A Movement, Not a Moment, in Pinellas County, Florida

From the start, Common Purpose committed to work alongside local partners wherever our teams deployed.  This meant that finding a Florida organization willing to work with us my first challenge as state captain.  This was back in the spring, during Wave 1. We had no track record, no online presence, no famous names or big pocketbooks behind us.  What we had was a commitment from hundreds of volunteers who promised to be trained and were eager to work toward an inclusive and engaged democracy.  We also had a clear philosophy about cooperating with local partners, with two core tenets: identifying partners who deeply know the communities we aim to serve, and taking a supporting role.  While the local partners lead, we amplify and add capacity to their work. 

Most of the organizations I contacted about working together never responded. Those that did were friendly enough, but didn’t seem to believe the offer of help, our promise to follow their lead, and our commitment to pay our own way. Time was tick-tocking along, but I still hadn’t found a local partner. Finally, Seanna Browder attended an Organizing For Action (OFA) training session, and asked the leader whether OFA might need help in Florida. Seanna’s question turned out to be a critical turning point. 

OFA Florida Volunteer Lead Malanda Schmitz shared our commitment to inclusive democracy, immediately grasped our goals and welcomed Common Purpose to work with OFA. In June, twelve Team Florida volunteers spent a week registering voters in St. Petersburg, Pinellas County, 608 square miles with almost a million residents. Or trying to. In the economically disadvantaged neighborhoods where our team deployed, many of the people we encountered reported they couldn’t vote. All too soon, Common Purpose members learned “I can’t vote” was code for “I committed a felony and am banned from ever voting,” a topic we’ve written about here.

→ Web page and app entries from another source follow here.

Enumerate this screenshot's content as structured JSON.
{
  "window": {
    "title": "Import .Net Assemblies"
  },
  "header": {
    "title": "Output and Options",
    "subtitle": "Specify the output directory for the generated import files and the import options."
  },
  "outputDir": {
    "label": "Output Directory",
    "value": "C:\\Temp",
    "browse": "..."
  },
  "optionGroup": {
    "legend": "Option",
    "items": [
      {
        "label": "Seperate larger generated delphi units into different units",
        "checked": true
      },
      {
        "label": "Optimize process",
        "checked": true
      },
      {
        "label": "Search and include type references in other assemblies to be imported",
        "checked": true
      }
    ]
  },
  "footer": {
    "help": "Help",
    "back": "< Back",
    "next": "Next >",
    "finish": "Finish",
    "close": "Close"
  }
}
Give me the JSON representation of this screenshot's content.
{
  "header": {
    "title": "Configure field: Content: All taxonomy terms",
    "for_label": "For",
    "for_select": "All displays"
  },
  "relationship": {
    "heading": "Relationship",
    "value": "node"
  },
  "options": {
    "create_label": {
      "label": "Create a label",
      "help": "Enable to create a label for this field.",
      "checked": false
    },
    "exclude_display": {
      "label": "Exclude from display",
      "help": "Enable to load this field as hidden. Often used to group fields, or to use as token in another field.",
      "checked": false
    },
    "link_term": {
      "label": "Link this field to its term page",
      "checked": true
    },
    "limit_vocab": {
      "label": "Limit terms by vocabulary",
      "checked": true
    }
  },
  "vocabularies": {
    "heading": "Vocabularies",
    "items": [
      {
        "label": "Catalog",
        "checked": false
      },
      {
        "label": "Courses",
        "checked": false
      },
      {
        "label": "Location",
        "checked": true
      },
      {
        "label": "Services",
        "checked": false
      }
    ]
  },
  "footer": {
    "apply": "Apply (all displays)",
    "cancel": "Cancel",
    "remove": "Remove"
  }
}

At the end of October, nineteen of us again touched down in Pinellas County.  We spent the final days before midterms getting out the vote in economically disadvantaged communities filled with low-propensity voters.  We canvassed for Andrew Gillum for Governor, Bill Nelson for U.S. Senate and Amendment 4, which would restore voting rights to people convicted of a felony who had served their sentence.

Knowing our goal was to serve under-served communities, ideally in collaboration with people of color, Malanda found the perfect partner for us: a local chapter of a healthcare workers’ union whose members are majority female and African American. 1199SEIU’s Regional Director, Clara Smith, turned out to be a compelling and savvy organizer who had grown up in St. Petersburg and knew how to enlist, train and deploy campaign workers. Team Florida was matched in teams with Local 1199 canvassers and sent out to cover turf that many of the local canvassers knew intimately. It didn’t take long for those in Common Purpose to find ourselves in awe of the talents, commitment and work ethic of those with whom we were knocking on doors.   

•   Steven, a poet/rapper, who at the conclusion of the first day brought a number of us to tears singing an a cappella song he had written about single moms staying strong.

•   Emily, raising 4 kids on her own while working the night shift. After our work ended, she confided her fears that we might feel uncomfortable in our turf because Florida is in the deep South and there are a lot of older White people there who are still racist. She was surprised and pleased that we jumped in and ended up really enjoying the time with us. We were in awe of all that she was managing in her own life!

•   Chuck, currently unemployed and eager to find work to support his wife and kids, won over everyone with his sweet smile and great work ethic. When a couple of Common Purpose members helped him look into job opportunities, the challenges he faces in terms of lack of access to and familiarity with technology brought home the barriers the working poor face.

•   Jerome, an ambassador of sorts in his neighborhood, who everywhere we went seemed to encounter people who knew and liked him. He was relentless in engaging with potential voters about their right to vote. In addition to his talents of persuasion, Jerome was also a terrific source of restaurant recommendations. Over one of our delicious lunches, we asked how he became so aware of the importance of voting. He shared how when he was growing up during the Reagan years, an elementary school teacher had explained just how important voting was, and he had decided that when he grew up, that was something he was going to do. (Shout out to all you educators: your lessons really do matter!)

By the time our four days of canvassing in partnership with OFA and Local 1199 ended, we had collectively knocked on 8,000 doors!  The energy and determination of our partners had inspired us, and exciting ideas for cross-pollination and future collaboration bubbled up amongst OFA, Common Purpose and 1199SEIU leaders. After our week in Pinellas County, what resonates most is a sense of deep admiration for the local people we partnered with there.

The day after the election, Common Purpose General Manager David Domke wrote to Malanda and Clara Smith of 1199SEIU, “We were with you yesterday, and we’re with you today. And we’ll be with you tomorrow.”  The campaign was ending, but as our Team Florida member Bobbi Geiger continued to urge, we are not engaged for a moment, but rather in a movement.

Written by Amy Sommers.


Christena CoutsoubosComment